Problem:
Whenever a line in the entries below includes the string "handle", count that line. Report the total alone.

######

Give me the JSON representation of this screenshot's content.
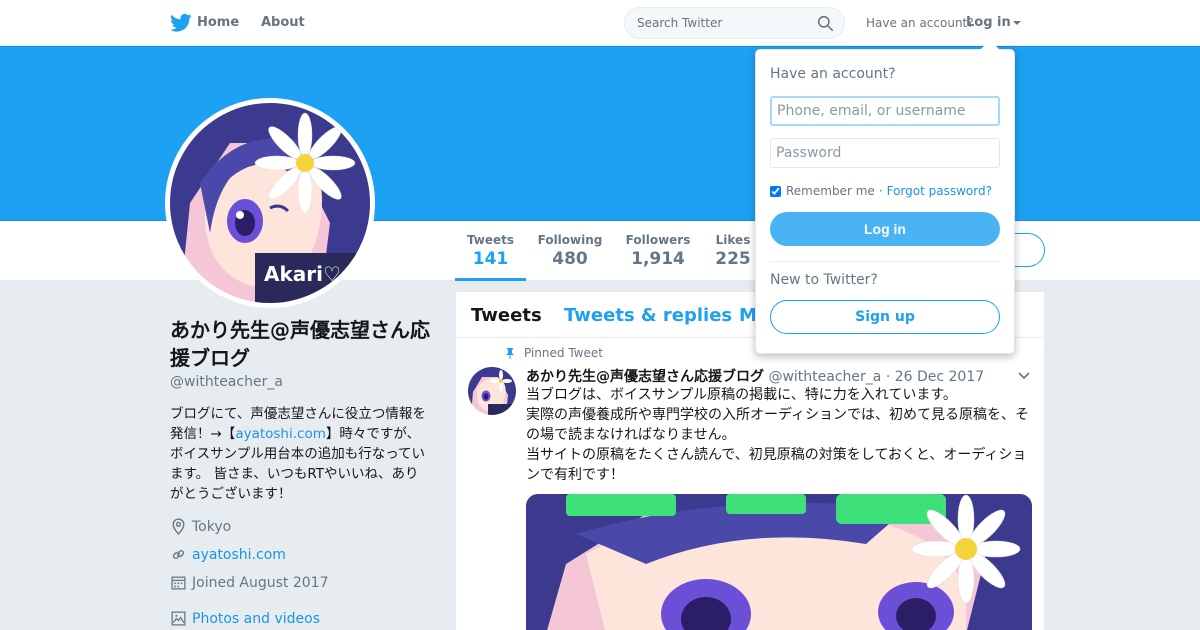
{
  "nav": {
    "home_label": "Home",
    "about_label": "About",
    "search_placeholder": "Search Twitter",
    "have_account": "Have an account?",
    "login_label": "Log in",
    "logo_icon": "twitter-bird-icon",
    "accent": "#1da1f2"
  },
  "profile": {
    "name": "あかり先生@声優志望さん応援ブログ",
    "handle": "@withteacher_a",
    "bio_part1": "ブログにて、声優志望さんに役立つ情報を発信！→【",
    "bio_link": "ayatoshi.com",
    "bio_part2": "】時々ですが、ボイスサンプル用台本の追加も行なっています。 皆さま、いつもRTやいいね、ありがとうございます！",
    "location": "Tokyo",
    "url": "ayatoshi.com",
    "joined": "Joined August 2017",
    "photos_label": "Photos and videos",
    "avatar_text": "Akari"
  },
  "stats": {
    "tweets_label": "Tweets",
    "tweets_value": "141",
    "following_label": "Following",
    "following_value": "480",
    "followers_label": "Followers",
    "followers_value": "1,914",
    "likes_label": "Likes",
    "likes_value": "225"
  },
  "timeline": {
    "tabs": [
      "Tweets",
      "Tweets & replies",
      "M"
    ],
    "pinned_label": "Pinned Tweet",
    "tweet": {
      "author": "あかり先生@声優志望さん応援ブログ",
      "handle": "@withteacher_a",
      "date": "26 Dec 2017",
      "lines": [
        "当ブログは、ボイスサンプル原稿の掲載に、特に力を入れています。",
        "実際の声優養成所や専門学校の入所オーディションでは、初めて見る原稿を、その場で読まなければなりません。",
        "当サイトの原稿をたくさん読んで、初見原稿の対策をしておくと、オーディションで有利です！"
      ]
    }
  },
  "login_dropdown": {
    "title": "Have an account?",
    "username_placeholder": "Phone, email, or username",
    "password_placeholder": "Password",
    "remember_label": "Remember me",
    "separator": "·",
    "forgot_label": "Forgot password?",
    "login_button": "Log in",
    "new_label": "New to Twitter?",
    "signup_button": "Sign up"
  }
}
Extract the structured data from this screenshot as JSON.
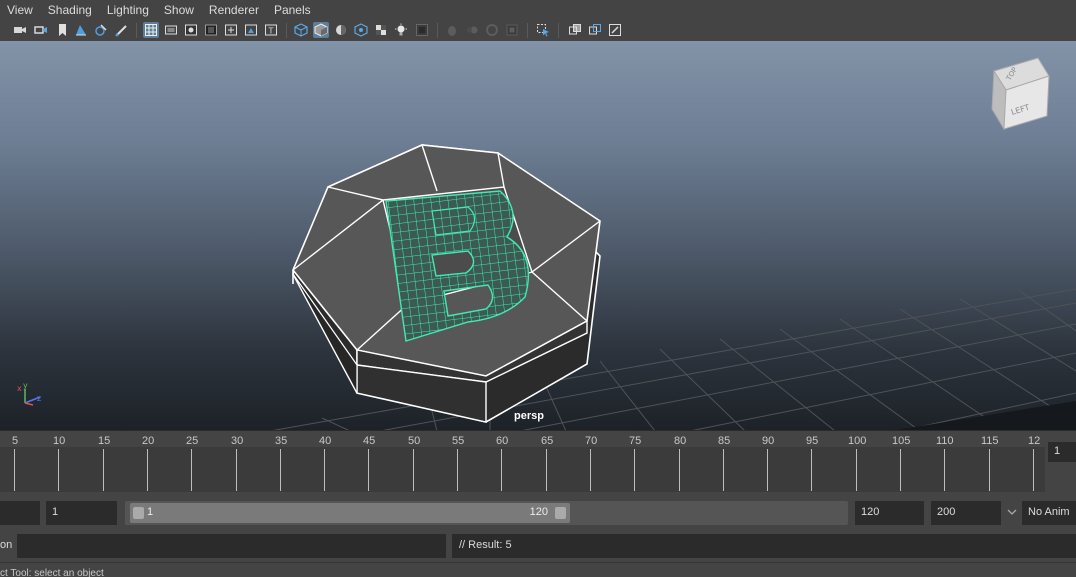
{
  "menu": [
    "View",
    "Shading",
    "Lighting",
    "Show",
    "Renderer",
    "Panels"
  ],
  "toolbar": {
    "icons": [
      "camera-select-icon",
      "camera-attributes-icon",
      "bookmark-icon",
      "image-plane-icon",
      "grease-pencil-icon",
      "grid-icon",
      "film-gate-icon",
      "resolution-gate-icon",
      "gate-mask-icon",
      "field-chart-icon",
      "safe-title-icon",
      "wireframe-icon",
      "smooth-shade-icon",
      "default-material-icon",
      "textured-icon",
      "use-all-lights-icon",
      "shadows-icon",
      "screen-space-ao-icon",
      "motion-blur-icon",
      "anti-aliasing-icon",
      "depth-of-field-icon",
      "isolate-select-icon",
      "xray-icon",
      "xray-joints-icon",
      "xray-active-icon"
    ]
  },
  "viewport": {
    "camera_label": "persp",
    "viewcube": {
      "top": "TOP",
      "left": "LEFT"
    }
  },
  "timeslider": {
    "tick_labels": [
      "5",
      "10",
      "15",
      "20",
      "25",
      "30",
      "35",
      "40",
      "45",
      "50",
      "55",
      "60",
      "65",
      "70",
      "75",
      "80",
      "85",
      "90",
      "95",
      "100",
      "105",
      "110",
      "115",
      "12"
    ],
    "current_frame": "1"
  },
  "range": {
    "start_field": "1",
    "bar_start": "1",
    "bar_end": "120",
    "end_field": "120",
    "anim_end": "200",
    "mode": "No Anim"
  },
  "command": {
    "label": "on",
    "result": "// Result: 5"
  },
  "help": {
    "text": "ct Tool: select an object"
  },
  "colors": {
    "accent": "#5d7e9b",
    "selection_green": "#44e8b0",
    "viewport_top": "#8293a8",
    "viewport_bottom": "#1d2228"
  }
}
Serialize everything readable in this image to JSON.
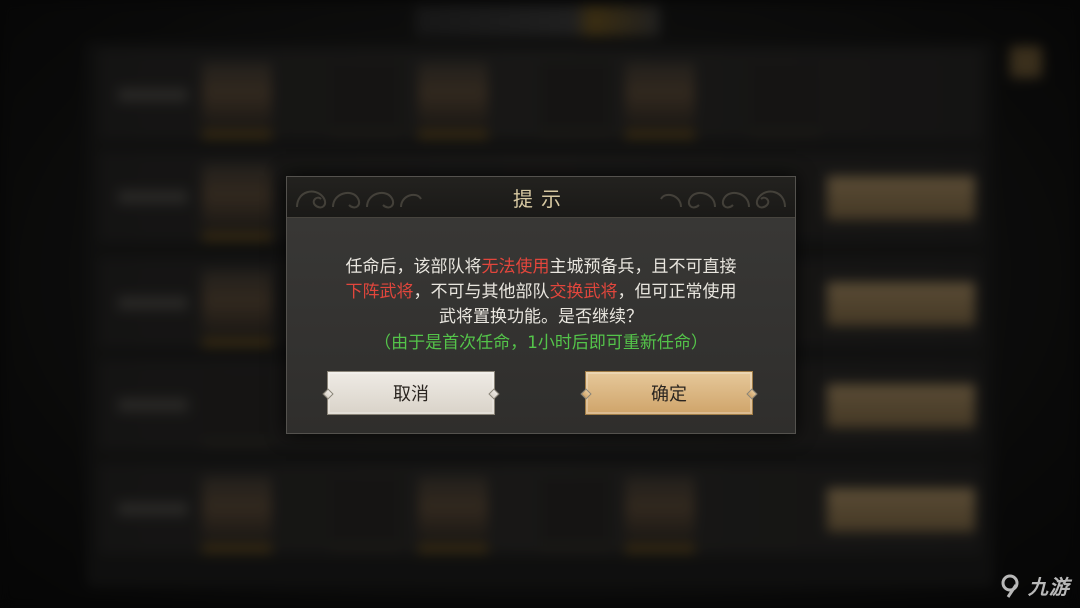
{
  "dialog": {
    "title": "提示",
    "message": {
      "line1_part1": "任命后，该部队将",
      "line1_red": "无法使用",
      "line1_part2": "主城预备兵，且不可直接",
      "line2_red1": "下阵武将",
      "line2_part": "，不可与其他部队",
      "line2_red2": "交换武将",
      "line2_part2": "，但可正常使用",
      "line3": "武将置换功能。是否继续？"
    },
    "note": "（由于是首次任命，1小时后即可重新任命）",
    "cancel_label": "取消",
    "confirm_label": "确定"
  },
  "watermark": {
    "text": "九游",
    "logo_icon": "nine-game-logo-icon"
  },
  "colors": {
    "warning_red": "#e2463c",
    "note_green": "#54c44a",
    "title_gold": "#d8c9a2",
    "confirm_gold": "#cfa46a"
  }
}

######

Response to this exercise:
2